Scott Panetti is a poster child for advocates who argue against the death penalty for the mentally ill. A diagnosed paranoid schizophrenic, during his trial more than 20 years ago, he waived his right to counsel and attempted to call the pope, John F. Kennedy and Jesus Christ as witnesses.
William Morva, 35, was put to death for murdering an unarmed security guard and a deputy sheriff during an escape. Lawyers argued that the jury did not know of his serious mental illness but Gov. Terry McAuliffe said Morva “did not suffer from any condition that would have prevented him from committing these acts consciously and fully understanding their consequences.”
Rachel Sutphin, a daughter of the sheriff’s deputy killed by William Morva, asked Gov. Terry McAuliffe to stop Morva’s scheduled execution tomorrow. Supporters of the clemency campaign say the jury that sentenced Morva to death was not informed of his severe mental illness.
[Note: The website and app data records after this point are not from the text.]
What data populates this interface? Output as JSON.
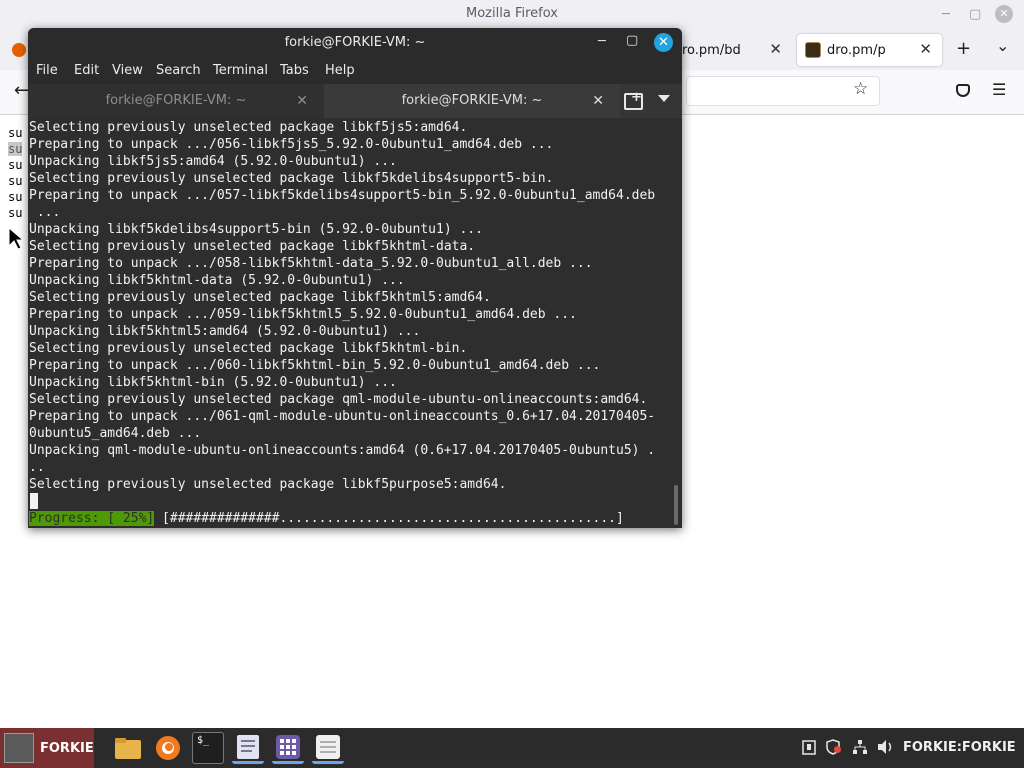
{
  "firefox": {
    "window_title": "Mozilla Firefox",
    "tabs": [
      {
        "label": "ro.pm/bd",
        "close": "✕"
      },
      {
        "label": "dro.pm/p",
        "close": "✕"
      }
    ],
    "new_tab": "+",
    "list_tabs": "⌄",
    "back": "←",
    "bookmark": "☆",
    "pocket": "pocket",
    "menu": "☰",
    "content_lines": [
      "su",
      "su",
      "su",
      "su",
      "su",
      "su"
    ]
  },
  "terminal": {
    "title": "forkie@FORKIE-VM: ~",
    "menu": [
      "File",
      "Edit",
      "View",
      "Search",
      "Terminal",
      "Tabs",
      "Help"
    ],
    "tabs": [
      {
        "label": "forkie@FORKIE-VM: ~",
        "close": "✕"
      },
      {
        "label": "forkie@FORKIE-VM: ~",
        "close": "✕"
      }
    ],
    "output": [
      "Selecting previously unselected package libkf5js5:amd64.",
      "Preparing to unpack .../056-libkf5js5_5.92.0-0ubuntu1_amd64.deb ...",
      "Unpacking libkf5js5:amd64 (5.92.0-0ubuntu1) ...",
      "Selecting previously unselected package libkf5kdelibs4support5-bin.",
      "Preparing to unpack .../057-libkf5kdelibs4support5-bin_5.92.0-0ubuntu1_amd64.deb",
      " ...",
      "Unpacking libkf5kdelibs4support5-bin (5.92.0-0ubuntu1) ...",
      "Selecting previously unselected package libkf5khtml-data.",
      "Preparing to unpack .../058-libkf5khtml-data_5.92.0-0ubuntu1_all.deb ...",
      "Unpacking libkf5khtml-data (5.92.0-0ubuntu1) ...",
      "Selecting previously unselected package libkf5khtml5:amd64.",
      "Preparing to unpack .../059-libkf5khtml5_5.92.0-0ubuntu1_amd64.deb ...",
      "Unpacking libkf5khtml5:amd64 (5.92.0-0ubuntu1) ...",
      "Selecting previously unselected package libkf5khtml-bin.",
      "Preparing to unpack .../060-libkf5khtml-bin_5.92.0-0ubuntu1_amd64.deb ...",
      "Unpacking libkf5khtml-bin (5.92.0-0ubuntu1) ...",
      "Selecting previously unselected package qml-module-ubuntu-onlineaccounts:amd64.",
      "Preparing to unpack .../061-qml-module-ubuntu-onlineaccounts_0.6+17.04.20170405-",
      "0ubuntu5_amd64.deb ...",
      "Unpacking qml-module-ubuntu-onlineaccounts:amd64 (0.6+17.04.20170405-0ubuntu5) .",
      "..",
      "Selecting previously unselected package libkf5purpose5:amd64."
    ],
    "progress": {
      "label": "Progress: [ 25%]",
      "bar": " [##############...........................................]",
      "percent": 25
    }
  },
  "taskbar": {
    "start_label": "FORKIE",
    "user_label": "FORKIE:FORKIE",
    "apps": [
      "files-icon",
      "firefox-icon",
      "terminal-icon",
      "text-editor-icon",
      "app-grid-icon",
      "notes-icon"
    ],
    "tray": [
      "clipboard-icon",
      "shield-icon",
      "update-icon",
      "network-icon",
      "volume-icon"
    ],
    "colors": {
      "start_bg": "#7a3030",
      "active_indicator": "#6aa5e8"
    }
  },
  "colors": {
    "terminal_bg": "#2e2e2e",
    "progress_green": "#4e9a06",
    "close_button_blue": "#23a3e2"
  }
}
William Morva is scheduled to die by lethal injection on July 6. A clemency petition pending with Gov. Terry McAuliffe contends that the jury that convicted him was not presented with full evidence of his mental illness.
Texas, Florida, Georgia, Missouri and Oklahoma have accounted for 90 percent of the 122 executions carried out in the U.S. over the past three years. One expert says criminal justice processes and incentives make those states capital punishment outliers.
Escapees Ricky Dubose and Donnie Russell Rowe were denied bail at arraignment in Georgia on Wednesday following their return from Tennessee, where they were apprehended last week. They are accused of killing two prison officers during their escape.